#### ASSIGNMENT:
Look through the records and report how many lines include the word "Zone", with no other words.

#### RECORDS PROVIDED:
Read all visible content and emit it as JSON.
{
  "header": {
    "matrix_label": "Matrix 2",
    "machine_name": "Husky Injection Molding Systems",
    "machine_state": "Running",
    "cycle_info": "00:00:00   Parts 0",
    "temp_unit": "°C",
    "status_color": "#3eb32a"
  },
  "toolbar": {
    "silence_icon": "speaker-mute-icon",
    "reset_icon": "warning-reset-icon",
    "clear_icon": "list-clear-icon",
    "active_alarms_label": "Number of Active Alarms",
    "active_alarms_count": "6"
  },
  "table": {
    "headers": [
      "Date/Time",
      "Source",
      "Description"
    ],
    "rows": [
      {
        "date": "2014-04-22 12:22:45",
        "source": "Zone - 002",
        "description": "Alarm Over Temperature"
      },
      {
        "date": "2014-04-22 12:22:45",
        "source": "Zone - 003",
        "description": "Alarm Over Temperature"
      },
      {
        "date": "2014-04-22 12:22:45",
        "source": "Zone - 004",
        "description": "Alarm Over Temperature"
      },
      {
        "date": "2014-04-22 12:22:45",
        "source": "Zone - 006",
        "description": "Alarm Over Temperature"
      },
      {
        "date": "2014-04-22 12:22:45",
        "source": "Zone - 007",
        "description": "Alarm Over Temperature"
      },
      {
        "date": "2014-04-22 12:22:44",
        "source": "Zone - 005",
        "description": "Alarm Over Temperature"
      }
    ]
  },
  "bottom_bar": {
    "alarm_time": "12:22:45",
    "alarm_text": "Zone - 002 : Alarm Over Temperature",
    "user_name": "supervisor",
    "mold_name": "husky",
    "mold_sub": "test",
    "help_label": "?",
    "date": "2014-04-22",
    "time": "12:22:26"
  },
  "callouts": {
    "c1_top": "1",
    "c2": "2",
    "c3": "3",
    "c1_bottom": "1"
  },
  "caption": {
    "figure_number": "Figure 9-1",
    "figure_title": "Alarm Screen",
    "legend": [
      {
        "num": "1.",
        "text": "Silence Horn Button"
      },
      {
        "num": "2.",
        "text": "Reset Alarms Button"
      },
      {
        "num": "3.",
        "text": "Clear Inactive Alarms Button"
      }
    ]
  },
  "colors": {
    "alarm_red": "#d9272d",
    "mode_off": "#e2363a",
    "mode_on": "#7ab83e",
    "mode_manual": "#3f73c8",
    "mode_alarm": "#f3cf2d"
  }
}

#### SOLUTION FOR THIS TASK:
7